> **WORK TO COMPLETE**
From the records below, pull each line that has "Morro".

(EXTRACTED DATA begins)

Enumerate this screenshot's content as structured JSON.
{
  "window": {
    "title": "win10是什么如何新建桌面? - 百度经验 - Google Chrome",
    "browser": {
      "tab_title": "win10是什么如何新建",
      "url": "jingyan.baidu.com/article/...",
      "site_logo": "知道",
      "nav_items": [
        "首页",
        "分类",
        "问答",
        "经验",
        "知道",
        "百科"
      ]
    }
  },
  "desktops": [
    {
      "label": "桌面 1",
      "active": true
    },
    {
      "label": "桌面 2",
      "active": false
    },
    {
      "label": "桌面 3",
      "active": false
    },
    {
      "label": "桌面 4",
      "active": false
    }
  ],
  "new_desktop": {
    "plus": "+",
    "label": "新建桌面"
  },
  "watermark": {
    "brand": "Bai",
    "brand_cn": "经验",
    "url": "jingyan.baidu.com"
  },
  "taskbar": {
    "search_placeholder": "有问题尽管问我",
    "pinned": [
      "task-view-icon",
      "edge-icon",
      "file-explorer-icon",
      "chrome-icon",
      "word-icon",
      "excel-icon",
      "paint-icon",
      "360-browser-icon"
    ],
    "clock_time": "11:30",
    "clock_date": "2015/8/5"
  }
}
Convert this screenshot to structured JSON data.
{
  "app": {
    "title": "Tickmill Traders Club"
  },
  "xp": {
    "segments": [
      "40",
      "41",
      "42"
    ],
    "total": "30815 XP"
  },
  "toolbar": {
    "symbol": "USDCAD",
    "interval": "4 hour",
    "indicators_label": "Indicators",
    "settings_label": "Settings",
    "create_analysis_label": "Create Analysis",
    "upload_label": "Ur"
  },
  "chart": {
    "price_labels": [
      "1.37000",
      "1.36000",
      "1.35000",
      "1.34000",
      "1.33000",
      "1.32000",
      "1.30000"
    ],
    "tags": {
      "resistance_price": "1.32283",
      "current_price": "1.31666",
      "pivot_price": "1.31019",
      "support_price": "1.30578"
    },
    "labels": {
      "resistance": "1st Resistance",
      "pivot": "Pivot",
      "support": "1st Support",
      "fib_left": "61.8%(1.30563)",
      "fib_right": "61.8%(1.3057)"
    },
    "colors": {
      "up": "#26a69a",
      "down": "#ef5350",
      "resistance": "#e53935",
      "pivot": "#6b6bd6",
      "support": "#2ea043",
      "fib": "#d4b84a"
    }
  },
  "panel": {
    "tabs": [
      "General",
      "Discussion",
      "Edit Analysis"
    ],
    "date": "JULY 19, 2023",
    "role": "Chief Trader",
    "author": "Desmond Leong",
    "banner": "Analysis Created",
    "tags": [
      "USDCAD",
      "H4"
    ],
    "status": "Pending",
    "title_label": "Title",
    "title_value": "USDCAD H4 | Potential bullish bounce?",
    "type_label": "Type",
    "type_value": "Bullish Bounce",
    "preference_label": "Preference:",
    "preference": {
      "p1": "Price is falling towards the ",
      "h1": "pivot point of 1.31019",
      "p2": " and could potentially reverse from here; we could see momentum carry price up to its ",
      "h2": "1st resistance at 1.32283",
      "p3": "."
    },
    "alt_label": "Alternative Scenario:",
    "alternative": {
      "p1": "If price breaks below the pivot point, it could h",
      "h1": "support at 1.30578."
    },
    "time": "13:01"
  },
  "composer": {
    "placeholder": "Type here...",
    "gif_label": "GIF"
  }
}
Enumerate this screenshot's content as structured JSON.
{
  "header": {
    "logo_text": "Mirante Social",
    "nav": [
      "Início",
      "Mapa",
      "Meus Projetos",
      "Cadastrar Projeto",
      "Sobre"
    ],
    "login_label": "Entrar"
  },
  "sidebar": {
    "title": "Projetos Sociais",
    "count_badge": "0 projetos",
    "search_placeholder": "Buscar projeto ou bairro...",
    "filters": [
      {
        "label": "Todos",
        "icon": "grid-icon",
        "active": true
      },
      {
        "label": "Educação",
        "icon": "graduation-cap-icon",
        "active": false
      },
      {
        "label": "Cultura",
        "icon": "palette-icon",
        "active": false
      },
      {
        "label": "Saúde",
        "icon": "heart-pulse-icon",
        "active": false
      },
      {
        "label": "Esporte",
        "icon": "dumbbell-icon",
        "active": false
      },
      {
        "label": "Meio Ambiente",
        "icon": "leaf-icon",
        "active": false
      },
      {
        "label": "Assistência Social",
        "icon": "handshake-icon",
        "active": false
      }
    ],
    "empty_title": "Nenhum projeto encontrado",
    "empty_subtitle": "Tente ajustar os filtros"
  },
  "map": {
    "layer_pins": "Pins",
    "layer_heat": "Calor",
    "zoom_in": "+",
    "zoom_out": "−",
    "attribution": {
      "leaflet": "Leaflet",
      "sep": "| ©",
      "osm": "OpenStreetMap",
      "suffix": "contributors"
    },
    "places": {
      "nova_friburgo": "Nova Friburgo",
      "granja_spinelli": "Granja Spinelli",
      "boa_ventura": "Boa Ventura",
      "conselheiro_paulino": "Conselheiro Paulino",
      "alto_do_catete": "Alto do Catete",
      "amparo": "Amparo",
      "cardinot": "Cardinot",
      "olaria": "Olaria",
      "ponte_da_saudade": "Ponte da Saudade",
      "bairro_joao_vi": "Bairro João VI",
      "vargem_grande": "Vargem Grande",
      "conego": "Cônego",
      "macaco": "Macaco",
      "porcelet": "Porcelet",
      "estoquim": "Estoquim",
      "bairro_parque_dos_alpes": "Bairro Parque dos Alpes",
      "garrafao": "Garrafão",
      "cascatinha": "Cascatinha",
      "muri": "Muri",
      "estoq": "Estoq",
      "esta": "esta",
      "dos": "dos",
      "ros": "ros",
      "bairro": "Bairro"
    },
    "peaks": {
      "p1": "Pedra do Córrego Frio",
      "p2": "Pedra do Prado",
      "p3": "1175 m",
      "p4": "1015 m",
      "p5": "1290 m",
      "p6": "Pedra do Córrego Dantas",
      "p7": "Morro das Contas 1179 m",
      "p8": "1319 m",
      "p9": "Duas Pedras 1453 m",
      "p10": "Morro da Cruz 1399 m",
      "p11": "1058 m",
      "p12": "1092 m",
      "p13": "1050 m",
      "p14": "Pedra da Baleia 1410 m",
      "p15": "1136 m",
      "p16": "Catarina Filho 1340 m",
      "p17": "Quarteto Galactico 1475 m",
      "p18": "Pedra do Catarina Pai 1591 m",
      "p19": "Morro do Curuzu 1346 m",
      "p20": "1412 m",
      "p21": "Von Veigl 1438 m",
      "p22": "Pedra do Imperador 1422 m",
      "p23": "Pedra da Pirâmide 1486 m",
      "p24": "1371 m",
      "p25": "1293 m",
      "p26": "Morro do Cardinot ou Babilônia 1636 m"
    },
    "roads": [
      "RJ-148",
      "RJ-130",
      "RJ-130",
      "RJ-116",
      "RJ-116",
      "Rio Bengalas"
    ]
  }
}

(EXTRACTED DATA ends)

> **RESPONSE AREA**
      "p7": "Morro das Contas 1179 m",
      "p10": "Morro da Cruz 1399 m",
      "p19": "Morro do Curuzu 1346 m",
      "p26": "Morro do Cardinot ou Babilônia 1636 m"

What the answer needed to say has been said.